- Anonymity: Extremist adherents can share their views and recruit with only a limited risk that their real identities would be exposed, insulating them from both legal and social repercussions.
- Discovery: Extremist recruiting is a game of small percentages. Most extremist movements appeal to small populations, and for violent extremists, the pool is even smaller. Through search, social network analysis and algorithmically generated recommendations, social media empowers extremists to find these small pools of people efficiently, and it empowers curious people to make contact with extremist adherents and recruiters with relative ease.
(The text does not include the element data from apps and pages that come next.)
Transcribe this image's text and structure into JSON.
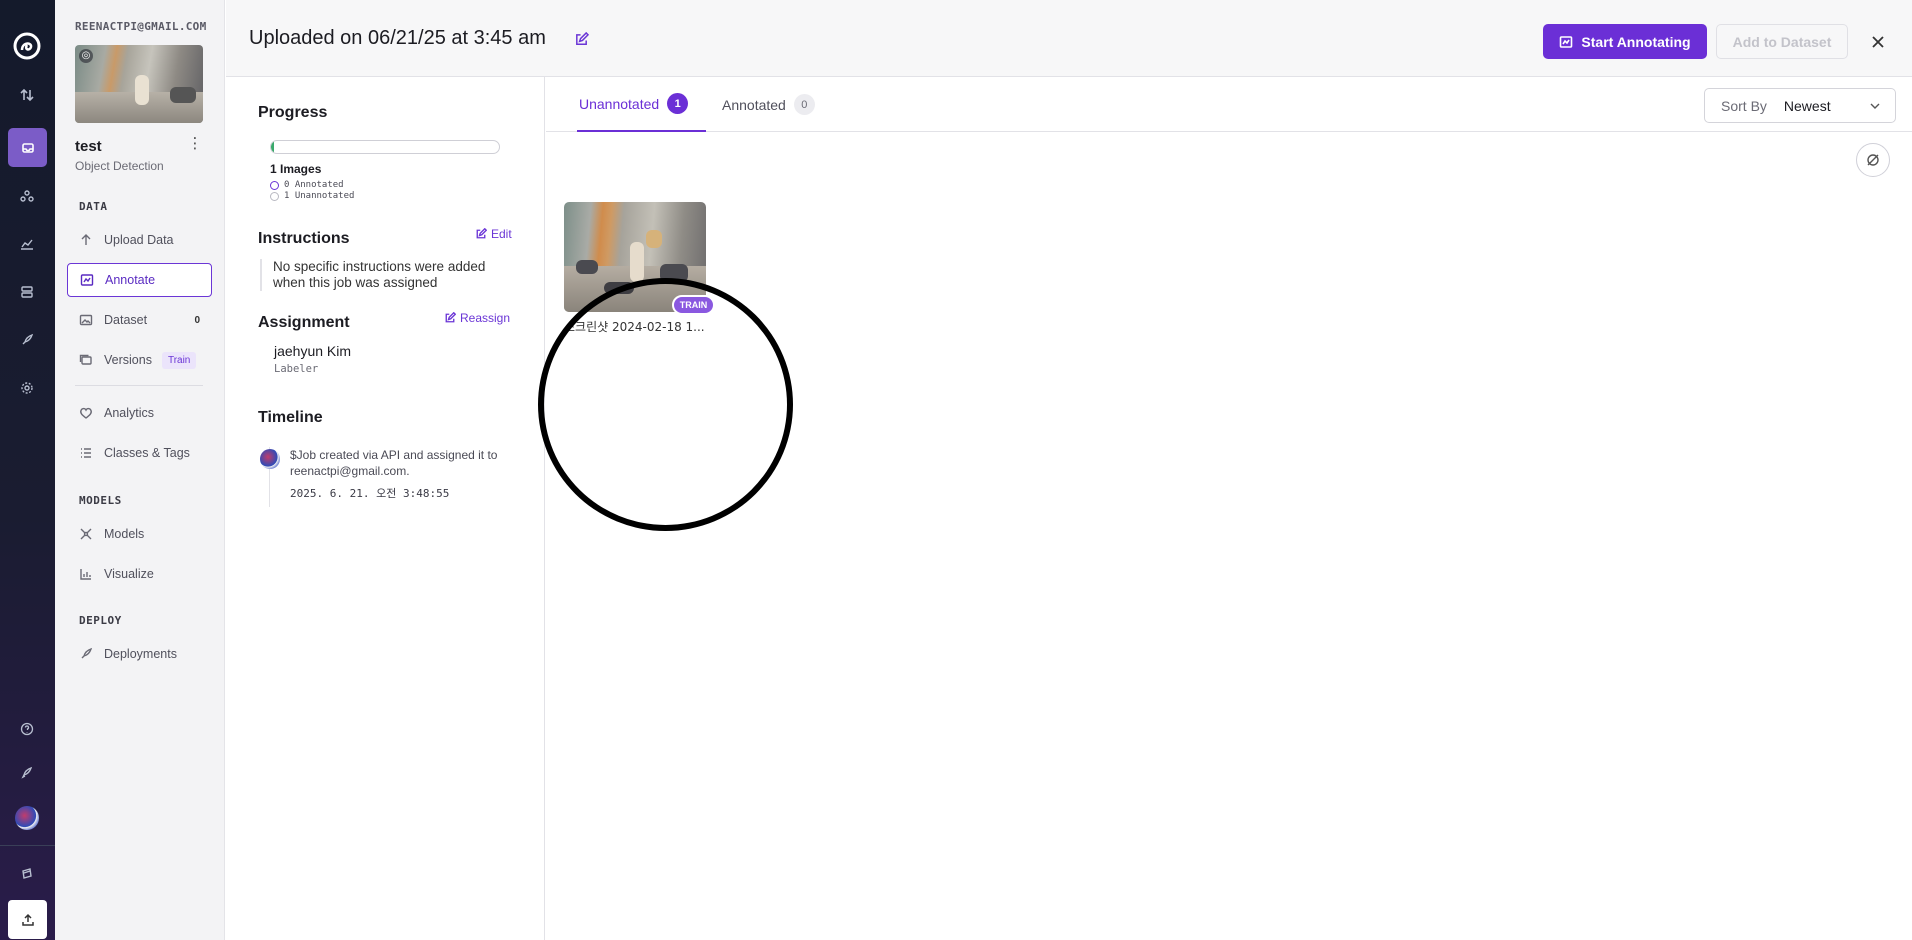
{
  "workspace": {
    "name": "REENACTPI@GMAIL.COM"
  },
  "project": {
    "name": "test",
    "type": "Object Detection"
  },
  "sidebar": {
    "sections": [
      {
        "title": "DATA"
      },
      {
        "title": "MODELS"
      },
      {
        "title": "DEPLOY"
      }
    ],
    "items": [
      {
        "label": "Upload Data",
        "icon": "upload-icon"
      },
      {
        "label": "Annotate",
        "icon": "annotate-icon",
        "active": true
      },
      {
        "label": "Dataset",
        "icon": "dataset-icon",
        "count": "0"
      },
      {
        "label": "Versions",
        "icon": "versions-icon",
        "tag": "Train"
      },
      {
        "label": "Analytics",
        "icon": "analytics-icon"
      },
      {
        "label": "Classes & Tags",
        "icon": "list-icon"
      },
      {
        "label": "Models",
        "icon": "models-icon"
      },
      {
        "label": "Visualize",
        "icon": "chart-icon"
      },
      {
        "label": "Deployments",
        "icon": "rocket-icon"
      }
    ]
  },
  "header": {
    "title": "Uploaded on 06/21/25 at 3:45 am",
    "start_label": "Start Annotating",
    "add_label": "Add to Dataset"
  },
  "details": {
    "progress_title": "Progress",
    "progress_fraction": 0.0,
    "images_label": "1 Images",
    "annotated_label": "0 Annotated",
    "unannotated_label": "1 Unannotated",
    "instructions_title": "Instructions",
    "edit_label": "Edit",
    "instructions_text": "No specific instructions were added when this job was assigned",
    "assignment_title": "Assignment",
    "reassign_label": "Reassign",
    "assignee": "jaehyun Kim",
    "role": "Labeler",
    "timeline_title": "Timeline",
    "timeline_text": "$Job created via API and assigned it to reenactpi@gmail.com.",
    "timeline_time": "2025. 6. 21. 오전 3:48:55"
  },
  "tabs": [
    {
      "label": "Unannotated",
      "count": "1"
    },
    {
      "label": "Annotated",
      "count": "0"
    }
  ],
  "sort": {
    "label": "Sort By",
    "value": "Newest"
  },
  "images": [
    {
      "filename": "스크린샷 2024-02-18 1...",
      "split": "TRAIN"
    }
  ],
  "colors": {
    "accent": "#6b2fd6",
    "progress": "#39a96b",
    "rail": "#141a2b"
  }
}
- Physical Security: Before social media, the best way for a curious person to learn about a violent extremist movement was to meet one of its adherents in person. This was inherently risky since it involved spending time with potentially violent people. Now, the curious can interact with violent extremists absent that physical risk, building trust and comfort before ever meeting in the real world.
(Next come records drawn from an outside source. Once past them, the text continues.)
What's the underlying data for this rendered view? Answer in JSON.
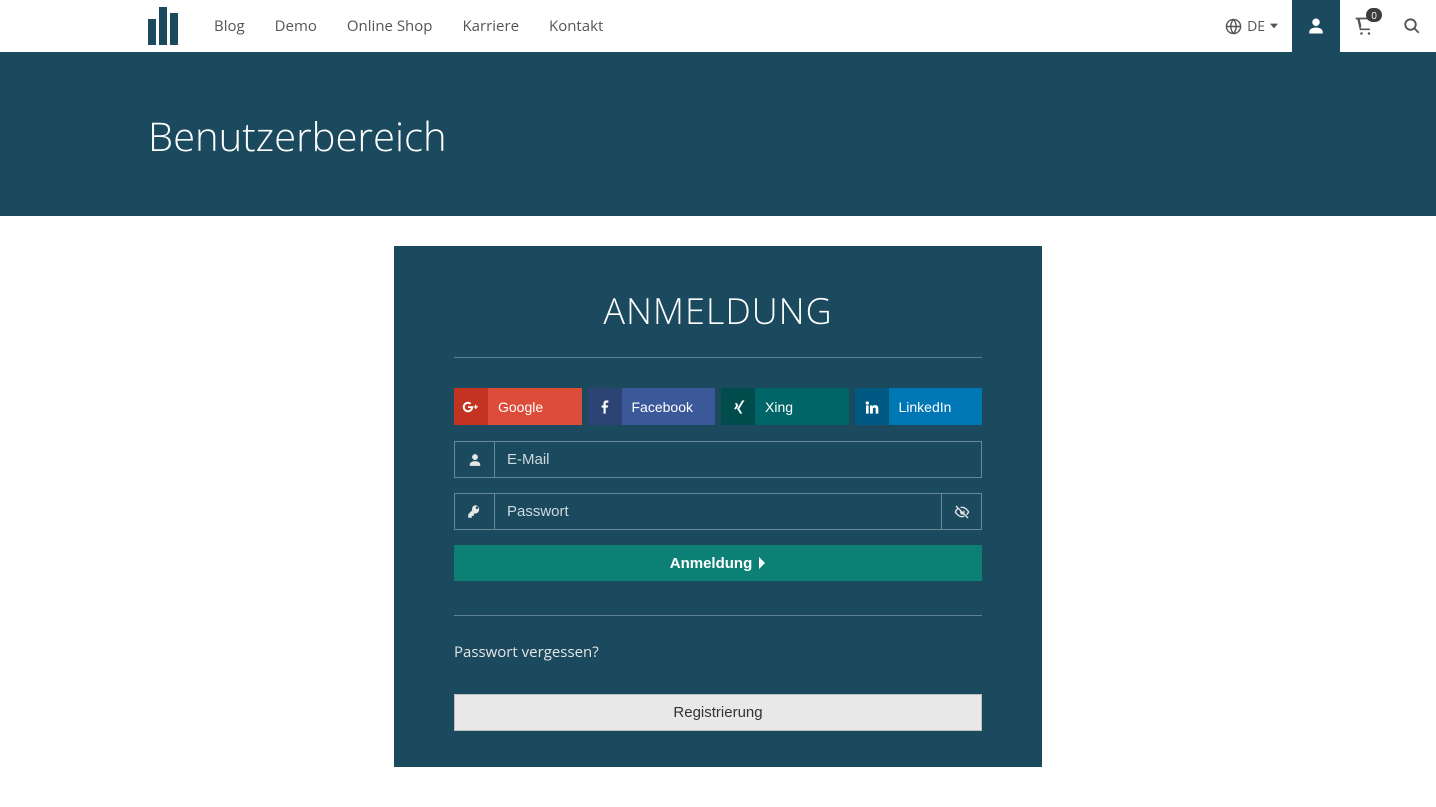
{
  "nav": {
    "items": [
      "Blog",
      "Demo",
      "Online Shop",
      "Karriere",
      "Kontakt"
    ],
    "lang": "DE",
    "cart_count": "0"
  },
  "hero": {
    "title": "Benutzerbereich"
  },
  "card": {
    "title": "ANMELDUNG",
    "social": {
      "google": "Google",
      "facebook": "Facebook",
      "xing": "Xing",
      "linkedin": "LinkedIn"
    },
    "email_placeholder": "E-Mail",
    "password_placeholder": "Passwort",
    "submit": "Anmeldung",
    "forgot": "Passwort vergessen?",
    "register": "Registrierung"
  }
}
1 Jensen, Carolyn. Review of the printing revolution in early modern Europe." LORE: Rhetoric, Writing, Culture 12 (2001); Woodard, Colin. “The Power of Luther’s Printing Press.” Washington Post. December 18, 2015. https://www.washingtonpost.com/opinions/the-power-of-luthers-printing-press/2015/12/18/a74da424-743c-11e5-8d93-0af317ed58c9_story.html?utm_term=.5169e1f910c3; Edwards Jr., Mark. “Apocalypticism Explained.” PBS Frontline. Undated, accessed November 10, 2017. http://www.pbs.org/wgbh/pages/frontline/shows/apocalypse/explanation/martinluther.html
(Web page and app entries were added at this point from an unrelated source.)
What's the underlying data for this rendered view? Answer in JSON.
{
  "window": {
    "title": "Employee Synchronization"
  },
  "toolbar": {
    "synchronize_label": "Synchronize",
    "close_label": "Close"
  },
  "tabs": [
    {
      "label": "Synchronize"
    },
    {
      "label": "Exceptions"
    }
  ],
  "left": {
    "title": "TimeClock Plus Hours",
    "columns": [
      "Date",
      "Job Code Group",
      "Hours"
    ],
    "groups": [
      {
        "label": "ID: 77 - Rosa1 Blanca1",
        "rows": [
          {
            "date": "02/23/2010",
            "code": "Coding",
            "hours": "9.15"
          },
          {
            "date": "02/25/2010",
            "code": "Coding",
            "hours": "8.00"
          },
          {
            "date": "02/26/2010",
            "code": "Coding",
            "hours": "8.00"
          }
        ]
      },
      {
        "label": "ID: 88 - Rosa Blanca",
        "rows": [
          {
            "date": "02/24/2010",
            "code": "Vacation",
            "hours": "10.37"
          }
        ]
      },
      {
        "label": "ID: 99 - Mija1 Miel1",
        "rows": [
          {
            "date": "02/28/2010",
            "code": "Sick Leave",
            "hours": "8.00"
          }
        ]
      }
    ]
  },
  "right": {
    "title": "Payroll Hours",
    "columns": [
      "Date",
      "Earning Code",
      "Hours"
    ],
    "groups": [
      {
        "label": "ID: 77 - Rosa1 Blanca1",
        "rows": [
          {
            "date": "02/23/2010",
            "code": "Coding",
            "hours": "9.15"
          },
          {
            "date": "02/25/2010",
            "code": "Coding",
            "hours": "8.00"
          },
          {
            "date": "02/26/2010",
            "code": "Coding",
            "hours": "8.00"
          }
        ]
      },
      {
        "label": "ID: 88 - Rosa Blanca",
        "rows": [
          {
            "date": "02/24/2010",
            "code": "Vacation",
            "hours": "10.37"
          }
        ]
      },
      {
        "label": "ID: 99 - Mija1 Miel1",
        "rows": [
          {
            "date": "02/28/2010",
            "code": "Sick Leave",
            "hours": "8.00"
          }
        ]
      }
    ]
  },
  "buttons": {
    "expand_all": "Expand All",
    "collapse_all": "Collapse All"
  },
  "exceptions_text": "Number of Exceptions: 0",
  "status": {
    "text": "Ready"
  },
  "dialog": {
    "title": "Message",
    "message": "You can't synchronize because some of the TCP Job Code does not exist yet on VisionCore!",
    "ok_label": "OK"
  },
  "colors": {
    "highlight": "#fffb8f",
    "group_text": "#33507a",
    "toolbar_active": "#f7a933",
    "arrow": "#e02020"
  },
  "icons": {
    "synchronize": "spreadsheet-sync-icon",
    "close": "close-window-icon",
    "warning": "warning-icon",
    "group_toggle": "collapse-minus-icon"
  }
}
2 Adena, Maja, et al. "Radio and the Rise of the Nazis in Prewar Germany." The Quarterly Journal of Economics 130.4 (2015): 1885-1939.
3 Berger, J.M. “Internet Provides Terrorists With Tools -- Just Like Everyone Else.” Intelwire.com. July 31, 2011. http://news.intelwire.com/2011/07/internet-provides-terrorists-with-tools.html
4 Berger, J.M. “#Unfollow: The Case for Kicking Terrorists Off Twitter.” Foreign Policy. February 20, 2013. http://foreignpolicy.com/2013/02/20/unfollow/; Stern and Berger, ISIS: The State of Terror, op. cit., chapters 10-11.
5 Berger, J. M., and Bill Strathearn. "Who Matters Online: Measuring influence, evaluating content and countering violent extremism in online social networks."
(2013); Berger, J. M. "Nazis vs. ISIS on Twitter. A Comparative Study of White Nationalist and ISIS Online Social Media Networks." GW Program on Extremism (2016).
6 Barberá, Pablo. "How social media reduces mass political polarization. Evidence from Germany, Spain, and the US." Job Market Paper, New York University 46 (2014); Boxell, Levi, Matthew Gentzkow, and Jesse M. Shapiro. Is the internet causing political polarization? Evidence from demographics. No. w23258. National Bureau of Economic Research, 2017.
7 Berger, J.M. “The Toxic Mix of Extremism and Social Media.” PBS Nova Online. September 7, 2016. http://www.pbs.org/wgbh/nova/next/military/extremism-social-media/